Mind, Sense Gates and Sense Consciousnesses: Volitional Formations and our present moment experience is ripened as the scene of experience unfolds and takes shape through one of the sense doors of seeing, hearing, tasting, touching and finally minding. This includes thoughts and judgements on what this moment is.
We all can see this mandala of being now right?
At this point the Buddha would ask a question like,
“Does what is constantly changing cause us stress or ease?”
And we all can answer that pretty easily I think: We all want things to be steady and stable so anything that is always changing would be stressful.
Then the Buddha would say something like,
“If something is always changing and causing us stress
would this be a proper thing to call our true self?”
And the answer would be no. Because we’d want our true self to be unchanging, and stable.
So let’s go back and look at the Mandala of Being
Body: Is the body stable or is it constantly changing? It’s always changing.
Sensations: Are sensation stable or are they constantly changing? Sensations are always changing.
Feelings: Are feelings stable or are they constant changing? Feelings are always changing.
Perceptions: Are perceptions stable or are they constant changing? Perceptions are always changing.
Volitional Formations: Are volitional formations (are our impulses of wanting, not-wanting and not-caring) stable or are they constant changing? Volitional Formations are always changing.
Mind, Sense Gates and Sense Consciousnesses: Are the sense streams stable or are they constant changing? Is what we see the same or constantly changing? Mind and what appears to mind is always changing.
So none of these ever-changing aspects of your experience can be called your true self.
The Buddha would now say something like, “Now, that which is impermanent, unsatisfactory, subject to change, is it proper to regard that as: ‘This is mine, this I am, this is my self’?”
The answer is no.
The Body Spaceship
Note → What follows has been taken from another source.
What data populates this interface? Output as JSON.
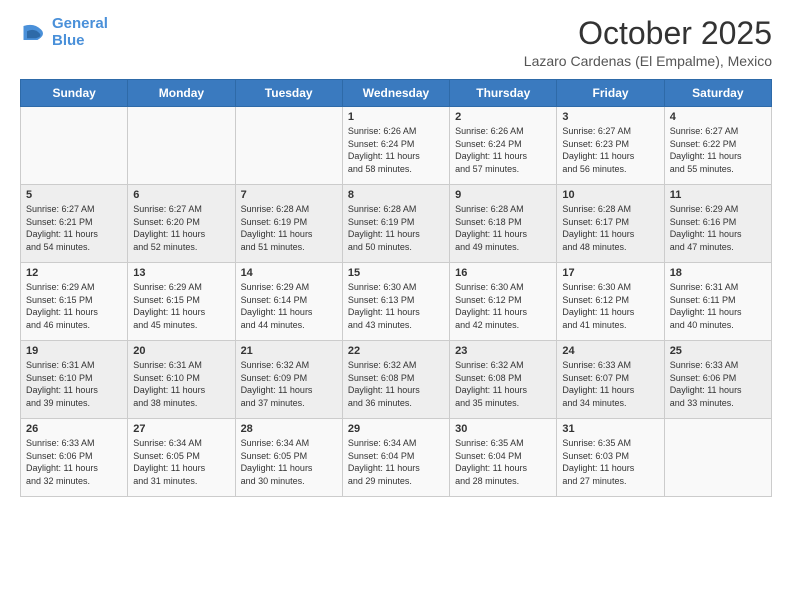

There is this body but I am not this body. This body is not me, not mine, not myself.
There are these sensations but I am not these sensations. These sensations are not me, not mine, not my self.
There are these feelings but I am not these feelings. These feelings are not me, not mine, not myself.
There are these perceptions but I am not these perceptions. These perceptions are not me, not mine, not myself.
There are these volitional formations but I am not these volitional formations. These volitional formations are not me, not mine, not my self.
There are these thoughts, ideas, memories and even this sense of I but I am not any of these thoughts, ideas, memories and even this sense of I . These thoughts, ideas, memories and even this sense of I are not me, not mine, not my self.
I am what remains – this unchanging pure centre of awareness – an unmoved witness of the body, sensations, feelings, perceptions, volitional formations, thoughts, memories and even this sense of self.
The Buddha said after going through this process of negation,
“All that remains is consciousness and equanimity: pure & bright. Consciousness without feature, without end, luminous all around.”
This is the same aspect of mind that was discovered earlier that was clear, clean and empty.
Healing the Mandala of Being
Now we can see the mandala of our being. And we take the wish we made for happiness and freedom from suffering and then experience this mandala of being from that place.
Body: So we see the body and we nurture the body. Rest. Meditation. Good food. Sunshine.
Sensations and Feelings: We see our feelings and hold them tenderly like a mother holds a child.
Perceptions: We see our perceptions and we do our best to clean those perceptions through clear seeing that we now experienced through resting in the radiance and the practice non-clinging.
Volitional Formations: Here we practice non-grasping and putting down our strong likes and dislikes.
Mind and Consciousness Streams of Seeing, Hearing, Tasting, Touching and Thinking: We allow the consciousness streams to flow unhindered from our grasping.
Meditation is the greatest practice that nurtures and heals all the aspects of our being.